Jo, as you have given so much time and thought to your blogs I shall hereby bestow upon you the title: HRH Johann, Empress of Blogosphere. Thank you, Majesty, for all you purvey. (Philip H backs away, tugging at forelock..)
Hi MM: How're you doing of late? Hope all goes well with you and yours.
Hello Shadow. It did strike me as quite unusual that this young lady researcher had narrowed her quest down like this. Nice result too.
Pauline: that must have been most gratifying for both you and your former classmate. I sincerely hope the book project is successful. Dedication? perhaps??

Hi Barry. Yes, you're perfectly correct of course: if you don't ask you certainly wont get. And the worst that can happen is that you get a 'No' - but then you've lost nothing other than a few minutes of email time. Hope things are as good as possible right now. I loved the ironwork posting very much.

Good evening Silver! The vast majority of online bloggers will always be delighted to help out if they can. Lord Haddington, when he was younger (and as heir apparent was just Lord Binning) ran a photography business. He has always been a keen snapper and is still very talented with a camera. I was pleased that he obliged with a full size photo and doubted he would have time to agree to take four more close-ups. I emailed Kelsey Noack and suggested she did not 'hold her breath' as it was not an easy task to do as she requested. I forwarded my email to Kelsey onto Lord H. He probably viewed it as a 'challenge' and promptly proved me wrong! (But this might have been my Machiavellian method of persuasion... who knows?)

Star said...

How very interesting and enlightening and let's be honest - awesome. Must be more careful in future. Who knows what I've written in the past that I might now regret??
Blessings, Star

PhilipH said...

Hi Stella, yes - be careful, you never know who's ear-wigging.

In the war there was a saying, urging everybody to take care with what they said: "Walls have ears..."

Nowadays it's more like "The Web has eyes AND ears.."

Land of shimp said...

Philip! You're out of the well, I'm so pleased!

What's absolutely lovely is that people feel comfortable reaching out to each other in this manner...and the response she received was a kind one, and an exceptionally helpful one on both your part, and the part of Lord Haddington (I always picture Paddington Bear ...because it's fun).

The internet will be the death of Xenophobia yet.

Good to see you, Philip.

Cloudia said...

Thank you for finding my blog as it has led me back to your extraordinary one!

Aloha from Hawaii my new Friend!

Comfort Spiral

Vera said...

Blogging is a great networking tool, and its amazing that this lady found you, and that you were able to help her.
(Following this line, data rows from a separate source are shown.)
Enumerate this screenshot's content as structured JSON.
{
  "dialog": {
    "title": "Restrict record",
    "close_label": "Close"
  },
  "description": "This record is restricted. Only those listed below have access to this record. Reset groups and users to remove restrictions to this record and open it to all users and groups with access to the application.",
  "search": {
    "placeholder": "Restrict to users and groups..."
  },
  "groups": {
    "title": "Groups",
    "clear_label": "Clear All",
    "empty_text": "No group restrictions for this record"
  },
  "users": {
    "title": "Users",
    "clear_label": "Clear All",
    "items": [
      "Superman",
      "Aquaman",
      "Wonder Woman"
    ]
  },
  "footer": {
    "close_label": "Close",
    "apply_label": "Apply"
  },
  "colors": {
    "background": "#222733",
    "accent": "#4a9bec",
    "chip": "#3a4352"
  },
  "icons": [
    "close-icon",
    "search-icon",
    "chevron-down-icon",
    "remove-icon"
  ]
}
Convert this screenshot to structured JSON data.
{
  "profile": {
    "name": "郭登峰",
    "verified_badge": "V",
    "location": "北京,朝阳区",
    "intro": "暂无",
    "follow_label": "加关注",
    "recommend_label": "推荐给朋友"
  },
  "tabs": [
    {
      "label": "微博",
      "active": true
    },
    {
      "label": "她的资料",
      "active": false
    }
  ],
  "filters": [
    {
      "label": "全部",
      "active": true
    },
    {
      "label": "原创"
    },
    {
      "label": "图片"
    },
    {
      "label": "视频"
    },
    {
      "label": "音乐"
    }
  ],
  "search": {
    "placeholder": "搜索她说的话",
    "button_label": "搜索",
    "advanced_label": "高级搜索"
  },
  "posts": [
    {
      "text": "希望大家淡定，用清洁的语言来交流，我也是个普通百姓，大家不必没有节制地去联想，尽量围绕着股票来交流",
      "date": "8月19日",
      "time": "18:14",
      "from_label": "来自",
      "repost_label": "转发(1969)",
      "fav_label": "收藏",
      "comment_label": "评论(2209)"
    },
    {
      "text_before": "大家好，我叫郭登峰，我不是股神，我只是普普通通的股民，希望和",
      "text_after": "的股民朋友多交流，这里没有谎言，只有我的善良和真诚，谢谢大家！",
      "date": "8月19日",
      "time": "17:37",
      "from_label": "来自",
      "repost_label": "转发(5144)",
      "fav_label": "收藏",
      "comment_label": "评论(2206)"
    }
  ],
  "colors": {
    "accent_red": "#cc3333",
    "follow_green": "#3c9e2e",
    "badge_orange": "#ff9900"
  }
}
Blogging makes the world feel like a cosier place to be living in.

Elisabeth said...

This is such a terrific story here Philip and it confirms my understanding of the blogosphere - it's wonderful rhizome type branches that reach far and wide and bring us closer together.

I, too, love the serendipitous nature of blogging and I'm delighted to meet you, Philip. Thanks for introducing yourself to me.

lovelyprism said...

It IS a small world! When I was researching places to blog I happened upon Jo at Majority of Two and decided Blogger was the place for me. Jo helped me out a lot through email and she has been a wonderful friend ever since. It's amazing the friends you can find these days in this small world. I've been away a bit, I'll catch up on the rest of your blog posts now. I've missed them!

Mmm said...

what an incredible strong of events. you helped her no end and how amazing the Lord helped as much too. she must have been blown away.

Shrinky said...

How incredible! Yes, we never know who we are likely to cross paths with out here, guess that is half the fun of blogging, isn't it?